I sometimes think its a cop-out for people to say that. It’s justification for them to not help me, to not be strong for me, to lean too hard on me, to not be strong themselves. She’s strong. You’re so strong. That way no one has to show up for me. Not really. Not completely. Sometimes not at all.
Maybe that’s not what it is. Maybe that’s not what it is, at least not all the time. But, a lot of the time it really feels like that.
The strongest of us need things and help and people. And, we need a good post-punk song like this, too.
4. ” Hannah and Gabi” by The Lemonheads

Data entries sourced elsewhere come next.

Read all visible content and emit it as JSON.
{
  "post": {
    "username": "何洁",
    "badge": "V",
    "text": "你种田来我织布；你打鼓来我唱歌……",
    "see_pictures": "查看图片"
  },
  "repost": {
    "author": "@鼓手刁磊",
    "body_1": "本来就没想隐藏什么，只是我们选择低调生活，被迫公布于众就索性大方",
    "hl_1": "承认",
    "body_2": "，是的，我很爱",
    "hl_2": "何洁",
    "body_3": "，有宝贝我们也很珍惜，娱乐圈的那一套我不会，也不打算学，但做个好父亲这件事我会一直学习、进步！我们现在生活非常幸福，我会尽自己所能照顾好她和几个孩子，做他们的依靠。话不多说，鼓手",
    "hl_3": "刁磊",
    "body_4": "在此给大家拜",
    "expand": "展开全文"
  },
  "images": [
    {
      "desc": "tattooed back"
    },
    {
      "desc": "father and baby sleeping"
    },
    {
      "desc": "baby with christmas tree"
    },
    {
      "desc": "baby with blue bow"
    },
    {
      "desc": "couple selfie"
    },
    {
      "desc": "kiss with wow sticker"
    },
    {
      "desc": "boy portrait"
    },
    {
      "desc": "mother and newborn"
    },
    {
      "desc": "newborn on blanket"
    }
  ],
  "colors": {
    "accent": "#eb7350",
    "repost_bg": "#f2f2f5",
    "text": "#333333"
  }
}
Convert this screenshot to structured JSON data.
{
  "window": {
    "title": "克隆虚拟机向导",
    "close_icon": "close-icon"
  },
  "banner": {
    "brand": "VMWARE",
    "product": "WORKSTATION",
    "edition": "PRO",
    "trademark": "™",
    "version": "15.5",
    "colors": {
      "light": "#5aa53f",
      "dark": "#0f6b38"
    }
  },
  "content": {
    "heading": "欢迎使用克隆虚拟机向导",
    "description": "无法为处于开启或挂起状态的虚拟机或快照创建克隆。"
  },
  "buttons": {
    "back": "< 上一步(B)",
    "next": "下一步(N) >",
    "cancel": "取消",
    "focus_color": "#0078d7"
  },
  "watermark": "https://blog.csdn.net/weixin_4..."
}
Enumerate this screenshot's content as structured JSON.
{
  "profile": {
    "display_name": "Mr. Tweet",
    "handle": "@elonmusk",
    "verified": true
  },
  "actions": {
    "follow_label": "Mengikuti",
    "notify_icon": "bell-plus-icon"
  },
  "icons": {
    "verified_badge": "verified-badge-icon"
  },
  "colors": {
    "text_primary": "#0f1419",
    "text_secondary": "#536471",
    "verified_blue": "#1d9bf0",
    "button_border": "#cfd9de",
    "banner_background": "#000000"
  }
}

from the album, It’s a Shame About Ray (Expanded Edition) (1992)
“I’m out wandering around.
You’re but one thing I’ve found.
I don’t mean to bring you down.
I’m out wandering around.”
There are certain bands and artists that I will forever associate with my twenties and the ’90s. Evan Dando and The Lemonheads are part of that associated twenties/’90s list, for sure.
I’ve been revisiting The Lemonheads lately, digging into some of the deep cuts that I’d forgotten about, or at least haven’t heard since I first owned the albums. It’s been a fun audio-ride filled with memories and nostalgia. That said, I’m also finding myself relating differently to some of the songs, making them more a part of my life now, and not just part of “thinking about the past” recollections.
“Hannah and Gabi” has been one of those seeing, and hearing, in a new light kind of songs which has led to a music obsession with the track (and inclusion into today’s Top 5).
5. “Divine Hammer” by The Breeders
from the album, Last Splash (1993)
“You’re the rod,
I’m just looking for the divine hammer.”
Maybe its because I saw Avengers Endgame a few days ago, but the first thing I think of with this song today is Thor and Thor’s hammer (along with a few other spoiler-things that I won’t mention here).
Beyond that, though, I’m reminded of dancing around my apartment to this song, my baby daughter in my arms, dancing with me. Or playing this song, and the album Last Splash, on many drives to-and-from San Francisco to Los Angeles.
Do we ever find our “Divine Hammer“?
Do you ever not want to dance to this song?